** GIVEN RECORDS follows **
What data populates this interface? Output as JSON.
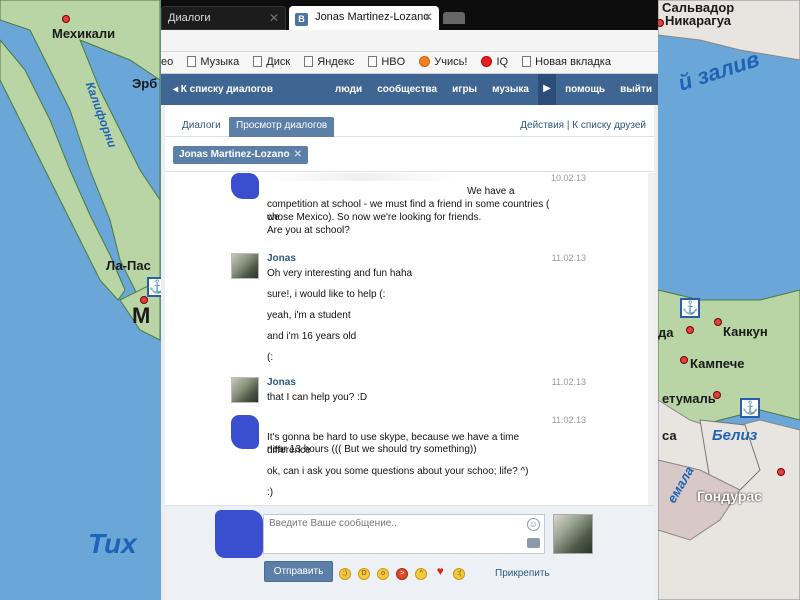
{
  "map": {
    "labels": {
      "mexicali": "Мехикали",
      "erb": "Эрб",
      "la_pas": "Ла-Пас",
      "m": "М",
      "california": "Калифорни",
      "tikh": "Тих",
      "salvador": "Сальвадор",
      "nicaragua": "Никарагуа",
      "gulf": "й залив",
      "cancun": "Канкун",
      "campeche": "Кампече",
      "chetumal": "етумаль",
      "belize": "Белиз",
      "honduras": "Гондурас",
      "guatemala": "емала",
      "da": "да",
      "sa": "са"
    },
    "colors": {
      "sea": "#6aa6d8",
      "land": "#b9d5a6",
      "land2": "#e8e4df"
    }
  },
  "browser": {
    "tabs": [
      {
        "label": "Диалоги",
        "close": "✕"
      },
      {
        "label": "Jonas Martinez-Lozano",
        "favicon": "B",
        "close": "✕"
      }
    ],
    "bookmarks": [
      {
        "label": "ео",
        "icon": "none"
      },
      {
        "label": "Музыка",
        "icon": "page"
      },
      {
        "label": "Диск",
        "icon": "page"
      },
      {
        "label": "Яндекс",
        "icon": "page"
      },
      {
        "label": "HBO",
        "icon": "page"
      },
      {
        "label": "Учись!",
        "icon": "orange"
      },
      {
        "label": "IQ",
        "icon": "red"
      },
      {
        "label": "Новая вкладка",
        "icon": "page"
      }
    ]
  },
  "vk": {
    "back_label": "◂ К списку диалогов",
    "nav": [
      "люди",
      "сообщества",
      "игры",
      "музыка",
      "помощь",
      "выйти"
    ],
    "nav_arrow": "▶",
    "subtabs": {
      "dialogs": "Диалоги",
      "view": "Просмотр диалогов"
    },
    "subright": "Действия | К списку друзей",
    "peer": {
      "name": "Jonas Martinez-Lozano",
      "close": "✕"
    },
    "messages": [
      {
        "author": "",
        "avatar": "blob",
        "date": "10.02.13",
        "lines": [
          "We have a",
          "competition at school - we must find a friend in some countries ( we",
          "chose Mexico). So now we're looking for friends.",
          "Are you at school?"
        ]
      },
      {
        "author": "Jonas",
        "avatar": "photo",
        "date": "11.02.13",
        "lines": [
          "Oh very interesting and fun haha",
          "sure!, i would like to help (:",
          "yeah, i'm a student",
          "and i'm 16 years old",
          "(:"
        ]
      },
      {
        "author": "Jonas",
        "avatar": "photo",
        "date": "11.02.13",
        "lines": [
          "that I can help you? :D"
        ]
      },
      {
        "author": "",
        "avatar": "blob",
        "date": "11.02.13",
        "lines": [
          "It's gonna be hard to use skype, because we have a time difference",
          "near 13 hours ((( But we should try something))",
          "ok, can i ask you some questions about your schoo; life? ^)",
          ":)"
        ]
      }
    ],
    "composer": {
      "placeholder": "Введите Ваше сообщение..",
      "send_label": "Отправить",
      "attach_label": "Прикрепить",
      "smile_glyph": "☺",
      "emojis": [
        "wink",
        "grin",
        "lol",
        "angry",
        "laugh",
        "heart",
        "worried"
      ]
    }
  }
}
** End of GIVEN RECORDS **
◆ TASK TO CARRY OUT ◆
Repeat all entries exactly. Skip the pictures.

◆ ANSWER SECTION ◆
What data populates this interface? Output as JSON.
{
  "map": {
    "labels": {
      "mexicali": "Мехикали",
      "erb": "Эрб",
      "la_pas": "Ла-Пас",
      "m": "М",
      "california": "Калифорни",
      "tikh": "Тих",
      "salvador": "Сальвадор",
      "nicaragua": "Никарагуа",
      "gulf": "й залив",
      "cancun": "Канкун",
      "campeche": "Кампече",
      "chetumal": "етумаль",
      "belize": "Белиз",
      "honduras": "Гондурас",
      "guatemala": "емала",
      "da": "да",
      "sa": "са"
    },
    "colors": {
      "sea": "#6aa6d8",
      "land": "#b9d5a6",
      "land2": "#e8e4df"
    }
  },
  "browser": {
    "tabs": [
      {
        "label": "Диалоги",
        "close": "✕"
      },
      {
        "label": "Jonas Martinez-Lozano",
        "favicon": "B",
        "close": "✕"
      }
    ],
    "bookmarks": [
      {
        "label": "ео",
        "icon": "none"
      },
      {
        "label": "Музыка",
        "icon": "page"
      },
      {
        "label": "Диск",
        "icon": "page"
      },
      {
        "label": "Яндекс",
        "icon": "page"
      },
      {
        "label": "HBO",
        "icon": "page"
      },
      {
        "label": "Учись!",
        "icon": "orange"
      },
      {
        "label": "IQ",
        "icon": "red"
      },
      {
        "label": "Новая вкладка",
        "icon": "page"
      }
    ]
  },
  "vk": {
    "back_label": "◂ К списку диалогов",
    "nav": [
      "люди",
      "сообщества",
      "игры",
      "музыка",
      "помощь",
      "выйти"
    ],
    "nav_arrow": "▶",
    "subtabs": {
      "dialogs": "Диалоги",
      "view": "Просмотр диалогов"
    },
    "subright": "Действия | К списку друзей",
    "peer": {
      "name": "Jonas Martinez-Lozano",
      "close": "✕"
    },
    "messages": [
      {
        "author": "",
        "avatar": "blob",
        "date": "10.02.13",
        "lines": [
          "We have a",
          "competition at school - we must find a friend in some countries ( we",
          "chose Mexico). So now we're looking for friends.",
          "Are you at school?"
        ]
      },
      {
        "author": "Jonas",
        "avatar": "photo",
        "date": "11.02.13",
        "lines": [
          "Oh very interesting and fun haha",
          "sure!, i would like to help (:",
          "yeah, i'm a student",
          "and i'm 16 years old",
          "(:"
        ]
      },
      {
        "author": "Jonas",
        "avatar": "photo",
        "date": "11.02.13",
        "lines": [
          "that I can help you? :D"
        ]
      },
      {
        "author": "",
        "avatar": "blob",
        "date": "11.02.13",
        "lines": [
          "It's gonna be hard to use skype, because we have a time difference",
          "near 13 hours ((( But we should try something))",
          "ok, can i ask you some questions about your schoo; life? ^)",
          ":)"
        ]
      }
    ],
    "composer": {
      "placeholder": "Введите Ваше сообщение..",
      "send_label": "Отправить",
      "attach_label": "Прикрепить",
      "smile_glyph": "☺",
      "emojis": [
        "wink",
        "grin",
        "lol",
        "angry",
        "laugh",
        "heart",
        "worried"
      ]
    }
  }
}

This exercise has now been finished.